Poker is a game of chance, but it also requires a high degree of skill and strategic thinking. It is a great way to improve your mental math skills and learn how to assess risk and reward in high-pressure situations. It is also an excellent way to develop the ability to focus and ignore distractions. The skills learned in poker can help you in all aspects of life.
The main goal of the game is to win the pot, or the amount of money placed in the center of the table. To do this, players must have a poker hand that beats the other players’ hands. The higher the value of your hand, the more likely you are to win. The best poker hands include:
In addition to improving your math skills, poker can also teach you how to read your opponents’ body language and facial expressions. It is important to understand your opponent’s motivation and reasoning in order to make the best decision. This will not only improve your poker performance, but it will also give you a better understanding of other people in general.

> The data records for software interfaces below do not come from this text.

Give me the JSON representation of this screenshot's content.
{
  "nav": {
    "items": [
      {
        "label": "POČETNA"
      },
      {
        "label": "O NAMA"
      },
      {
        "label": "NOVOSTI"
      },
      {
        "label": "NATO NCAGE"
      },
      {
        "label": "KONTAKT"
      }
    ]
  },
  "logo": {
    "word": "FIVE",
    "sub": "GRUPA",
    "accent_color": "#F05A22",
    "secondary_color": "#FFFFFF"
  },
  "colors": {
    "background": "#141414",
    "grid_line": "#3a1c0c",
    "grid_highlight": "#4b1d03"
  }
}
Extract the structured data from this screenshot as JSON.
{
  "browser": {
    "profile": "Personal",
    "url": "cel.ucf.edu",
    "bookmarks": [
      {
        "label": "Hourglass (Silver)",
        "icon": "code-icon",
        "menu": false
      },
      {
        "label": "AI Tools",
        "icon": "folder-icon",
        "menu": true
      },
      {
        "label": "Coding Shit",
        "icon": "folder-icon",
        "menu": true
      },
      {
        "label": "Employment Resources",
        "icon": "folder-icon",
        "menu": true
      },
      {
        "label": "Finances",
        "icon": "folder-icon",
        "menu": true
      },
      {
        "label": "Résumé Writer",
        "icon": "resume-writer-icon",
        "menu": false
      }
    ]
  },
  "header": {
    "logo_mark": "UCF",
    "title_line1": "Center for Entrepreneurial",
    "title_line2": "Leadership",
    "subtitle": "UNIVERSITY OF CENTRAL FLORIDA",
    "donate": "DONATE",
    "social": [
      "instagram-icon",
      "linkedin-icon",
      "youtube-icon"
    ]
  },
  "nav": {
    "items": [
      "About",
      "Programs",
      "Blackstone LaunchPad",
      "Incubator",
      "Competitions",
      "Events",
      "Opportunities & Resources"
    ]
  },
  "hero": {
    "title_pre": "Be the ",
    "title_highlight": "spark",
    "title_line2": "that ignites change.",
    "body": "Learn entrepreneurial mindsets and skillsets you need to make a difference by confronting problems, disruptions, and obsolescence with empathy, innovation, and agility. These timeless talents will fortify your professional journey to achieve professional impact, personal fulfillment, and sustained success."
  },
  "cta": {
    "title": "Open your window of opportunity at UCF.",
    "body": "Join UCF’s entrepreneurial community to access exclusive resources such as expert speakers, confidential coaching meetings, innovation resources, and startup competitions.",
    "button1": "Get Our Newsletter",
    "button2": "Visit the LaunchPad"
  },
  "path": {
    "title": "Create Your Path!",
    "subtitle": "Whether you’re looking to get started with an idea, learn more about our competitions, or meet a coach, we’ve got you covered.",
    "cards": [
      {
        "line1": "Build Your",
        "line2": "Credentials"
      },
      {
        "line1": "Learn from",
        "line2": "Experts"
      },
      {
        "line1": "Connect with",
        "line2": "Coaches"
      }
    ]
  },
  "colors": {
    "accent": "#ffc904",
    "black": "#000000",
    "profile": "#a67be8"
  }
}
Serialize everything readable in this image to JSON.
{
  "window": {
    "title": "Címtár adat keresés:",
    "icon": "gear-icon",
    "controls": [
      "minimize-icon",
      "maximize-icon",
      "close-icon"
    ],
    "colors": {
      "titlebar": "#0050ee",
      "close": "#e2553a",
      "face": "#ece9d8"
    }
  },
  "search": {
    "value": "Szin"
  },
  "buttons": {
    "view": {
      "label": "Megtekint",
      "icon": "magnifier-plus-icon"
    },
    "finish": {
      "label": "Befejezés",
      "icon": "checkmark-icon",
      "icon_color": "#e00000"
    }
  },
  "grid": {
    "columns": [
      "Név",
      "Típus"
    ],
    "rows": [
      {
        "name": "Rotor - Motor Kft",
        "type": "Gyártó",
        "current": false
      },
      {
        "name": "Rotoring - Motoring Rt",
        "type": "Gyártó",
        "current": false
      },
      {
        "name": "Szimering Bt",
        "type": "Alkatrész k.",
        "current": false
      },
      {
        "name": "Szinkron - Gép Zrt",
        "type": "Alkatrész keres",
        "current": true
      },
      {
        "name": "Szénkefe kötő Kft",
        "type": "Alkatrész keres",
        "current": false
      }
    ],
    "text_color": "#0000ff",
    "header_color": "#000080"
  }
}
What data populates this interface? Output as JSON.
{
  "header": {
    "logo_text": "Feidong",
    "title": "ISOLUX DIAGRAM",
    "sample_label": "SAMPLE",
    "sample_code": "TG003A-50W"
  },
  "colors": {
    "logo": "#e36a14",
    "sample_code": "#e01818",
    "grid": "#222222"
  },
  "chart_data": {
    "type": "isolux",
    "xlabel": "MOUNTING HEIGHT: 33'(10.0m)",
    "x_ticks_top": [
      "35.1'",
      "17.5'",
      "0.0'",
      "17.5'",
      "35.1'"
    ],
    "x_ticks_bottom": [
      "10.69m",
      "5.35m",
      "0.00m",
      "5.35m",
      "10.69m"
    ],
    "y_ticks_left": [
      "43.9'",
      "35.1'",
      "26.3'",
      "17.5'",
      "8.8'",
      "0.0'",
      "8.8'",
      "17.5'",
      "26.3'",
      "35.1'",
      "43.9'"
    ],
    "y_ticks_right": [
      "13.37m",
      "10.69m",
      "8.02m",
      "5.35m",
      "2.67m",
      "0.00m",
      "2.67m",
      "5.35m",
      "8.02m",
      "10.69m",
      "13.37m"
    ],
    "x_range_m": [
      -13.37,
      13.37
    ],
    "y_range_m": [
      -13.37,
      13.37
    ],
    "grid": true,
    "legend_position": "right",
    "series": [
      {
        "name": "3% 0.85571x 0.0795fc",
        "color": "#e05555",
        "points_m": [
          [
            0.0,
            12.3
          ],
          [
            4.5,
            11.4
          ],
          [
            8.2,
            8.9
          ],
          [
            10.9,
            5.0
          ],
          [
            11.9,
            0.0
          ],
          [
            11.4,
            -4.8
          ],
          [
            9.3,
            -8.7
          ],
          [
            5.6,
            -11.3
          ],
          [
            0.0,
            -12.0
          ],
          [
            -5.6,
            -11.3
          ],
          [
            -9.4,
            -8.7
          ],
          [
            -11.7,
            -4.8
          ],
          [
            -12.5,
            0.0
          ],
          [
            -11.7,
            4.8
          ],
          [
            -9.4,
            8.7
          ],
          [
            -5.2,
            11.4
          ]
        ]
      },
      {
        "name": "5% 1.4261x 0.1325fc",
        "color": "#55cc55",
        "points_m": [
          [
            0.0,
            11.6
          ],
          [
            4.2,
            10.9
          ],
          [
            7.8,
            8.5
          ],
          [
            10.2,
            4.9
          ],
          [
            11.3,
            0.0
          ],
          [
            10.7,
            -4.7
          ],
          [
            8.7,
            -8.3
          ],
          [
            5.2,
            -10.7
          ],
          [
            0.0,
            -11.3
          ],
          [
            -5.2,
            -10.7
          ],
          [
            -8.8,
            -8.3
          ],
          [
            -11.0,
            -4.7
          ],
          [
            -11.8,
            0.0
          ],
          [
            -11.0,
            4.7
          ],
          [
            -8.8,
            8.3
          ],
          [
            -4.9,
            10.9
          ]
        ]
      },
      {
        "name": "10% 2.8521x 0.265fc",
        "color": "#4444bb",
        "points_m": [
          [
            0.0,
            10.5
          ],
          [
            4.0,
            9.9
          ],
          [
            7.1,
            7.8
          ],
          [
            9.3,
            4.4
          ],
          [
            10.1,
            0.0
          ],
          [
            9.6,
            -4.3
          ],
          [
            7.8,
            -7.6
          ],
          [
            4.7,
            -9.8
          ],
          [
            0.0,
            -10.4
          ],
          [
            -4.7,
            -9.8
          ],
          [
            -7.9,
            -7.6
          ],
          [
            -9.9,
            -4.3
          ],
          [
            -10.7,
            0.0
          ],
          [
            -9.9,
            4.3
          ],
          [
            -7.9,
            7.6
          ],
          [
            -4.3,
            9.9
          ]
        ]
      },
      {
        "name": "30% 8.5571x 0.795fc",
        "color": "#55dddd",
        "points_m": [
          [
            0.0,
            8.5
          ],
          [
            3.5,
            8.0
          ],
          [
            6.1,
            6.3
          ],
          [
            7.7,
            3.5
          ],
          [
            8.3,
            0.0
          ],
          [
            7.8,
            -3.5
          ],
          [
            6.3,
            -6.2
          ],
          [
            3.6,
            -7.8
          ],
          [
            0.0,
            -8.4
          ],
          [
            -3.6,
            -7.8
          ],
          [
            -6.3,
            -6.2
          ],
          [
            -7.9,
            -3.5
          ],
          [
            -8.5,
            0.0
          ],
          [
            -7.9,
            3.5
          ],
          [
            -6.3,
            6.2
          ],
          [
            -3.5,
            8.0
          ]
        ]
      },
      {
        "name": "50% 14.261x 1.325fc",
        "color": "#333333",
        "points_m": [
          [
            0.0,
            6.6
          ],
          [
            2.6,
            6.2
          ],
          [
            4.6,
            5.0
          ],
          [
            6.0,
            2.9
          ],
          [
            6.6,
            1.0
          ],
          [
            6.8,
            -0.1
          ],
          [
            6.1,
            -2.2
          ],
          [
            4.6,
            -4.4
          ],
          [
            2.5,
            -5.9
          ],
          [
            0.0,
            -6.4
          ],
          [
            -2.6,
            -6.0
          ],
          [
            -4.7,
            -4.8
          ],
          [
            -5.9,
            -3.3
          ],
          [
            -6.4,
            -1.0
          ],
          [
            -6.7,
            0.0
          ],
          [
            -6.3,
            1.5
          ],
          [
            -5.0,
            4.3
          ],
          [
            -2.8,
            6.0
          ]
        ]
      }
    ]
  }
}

Poker also teaches you how to be patient. Many poker games last for long periods of time while players wait for good cards or a favorable situation to arise. This patience will serve you well in other areas of your life, particularly when it comes to dealing with challenging professional or personal situations.
Lastly, poker can also teach you how to be self-sufficient and independent. It is common for poker players to spend large amounts of time away from home. This can be difficult, but it is an essential aspect of the game if you want to be successful. It is also helpful to have a backup plan in case things don’t work out as planned, such as being able to find other ways to earn money.
To begin a poker game, each player must first ante something, which is typically a small amount of money (our games are a nickel). Then the dealer deals everyone three cards face up on the table. These are community cards that anyone can use. Once the betting is complete, the dealer puts another card on the board that again is available to everyone. This is called the flop.
After the flop, each player must decide whether to continue to bet or fold their hand. If you have a strong poker hand, you should raise your bets to put pressure on your opponents and increase your chances of winning. If you don’t have a strong hand, you should call to minimize your losses.
If you are unsure about what kind of poker hand you have, here are the basic poker hands and their rankings: Royal flush: Five consecutive cards of the same rank, all in the same suit. Straight flush: Five consecutive cards of the same rank, but in different suits. Four of a kind: Four cards of the same rank, but in different suit combinations. Flush: Five cards of the same rank, but in different suites. Three of a kind: Three distinct cards of the same rank. Two pair: Two cards of the same rank, but in different sets. High card: The highest card breaks ties.